As you'll remember, the ratings agencies were direct, criminal enablers of the Great Swindle leading to the Great Recession (S&P, Moody's and others were, in the structures and careers in Burglary, Wall Street's Tipsters).  With this announcement, S&P has announced itself free and clear of the entire mess, without having to admit any guilt either.
For S.&P., the settlements provide some peace in a process rife with animosity. After years of lowball offers and invective — S.&P. contended the Justice Department’s case was “retaliation” after it cut the stellar AAA credit rating of the United States in 2011— it was unclear if the ratings agency would ever back down.

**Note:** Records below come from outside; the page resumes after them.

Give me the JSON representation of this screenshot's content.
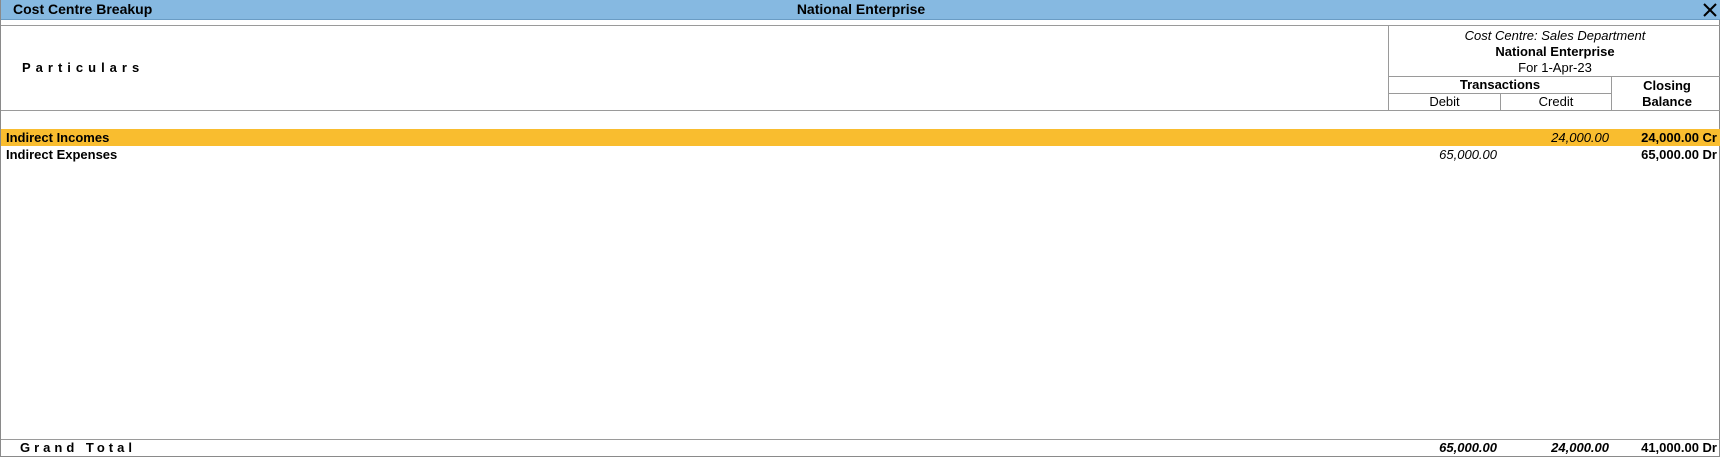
{
  "window": {
    "title": "Cost Centre Breakup",
    "company": "National Enterprise",
    "close_icon": "close-icon"
  },
  "header": {
    "particulars": "Particulars",
    "cost_centre": "Cost Centre: Sales Department",
    "company": "National Enterprise",
    "period": "For 1-Apr-23",
    "transactions": "Transactions",
    "debit": "Debit",
    "credit": "Credit",
    "closing_line1": "Closing",
    "closing_line2": "Balance"
  },
  "rows": [
    {
      "name": "Indirect Incomes",
      "debit": "",
      "credit": "24,000.00",
      "closing": "24,000.00 Cr",
      "selected": true
    },
    {
      "name": "Indirect Expenses",
      "debit": "65,000.00",
      "credit": "",
      "closing": "65,000.00 Dr",
      "selected": false
    }
  ],
  "grand_total": {
    "label": "Grand Total",
    "debit": "65,000.00",
    "credit": "24,000.00",
    "closing": "41,000.00 Dr"
  },
  "colors": {
    "titlebar": "#86b9e1",
    "selected_row": "#f9bd2f"
  }
}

But in a statement of facts with the settlement, the company acknowledged that “the voluminous discovery provided to S.&P. by the United States to date” does not “support its allegation” that the Justice Department acted out of spite. S.&P. agreed to withdraw that allegation.
And Holder, clinging to his job in his waning days as AG, said with a straight face:
“The settlement we have reached today not only makes clear that this kind of conduct will never be tolerated by the Department of Justice, it also underscores our strong and ongoing commitment to pursue any company or entity that violated the law and contributed to the financial crisis of 2008,” Attorney General Eric H. Holder Jr. said at a news conference on Tuesday.
Except when we don't. But if we do, it will always be in civil court, where these sociopaths in suits can pay the fine out of petty cash and never admit any wrongdoing.

In a wonderful role reversal, some of the clowns on the Street are even asserting it's the government who's shaking them down now.
Such outcomes — $1 billion is now a floor, not a ceiling for a settlement — have led Wall Street lawyers to criticize what they call a government shakedown.
Well, I guess if anyone would know a shakedown...amiright?
And yet, some lawmakers complain that the civil lawsuits are a slap on the wrist for companies that helped ignite the worst financial crisis since the Great Depression. Not one top executive at S.&P., or any major Wall Street firm, was charged criminally for the misdeeds during the era.
And I repeat myself. For the fact remains, only the threat of incarceration in the Big House (maximum security prison) would ensure this kind of lunacy would never happen again. From a deterrent perspective, it has a way of concentrating the mind.

But when the final chapter is written, the Wolves of Wall Street will have the last laugh, as they pay their fines, don't admit any wrongdoing, break open the scotch and cigars, and get ready for the next scam to perpetrate on the American (and global) financial markets.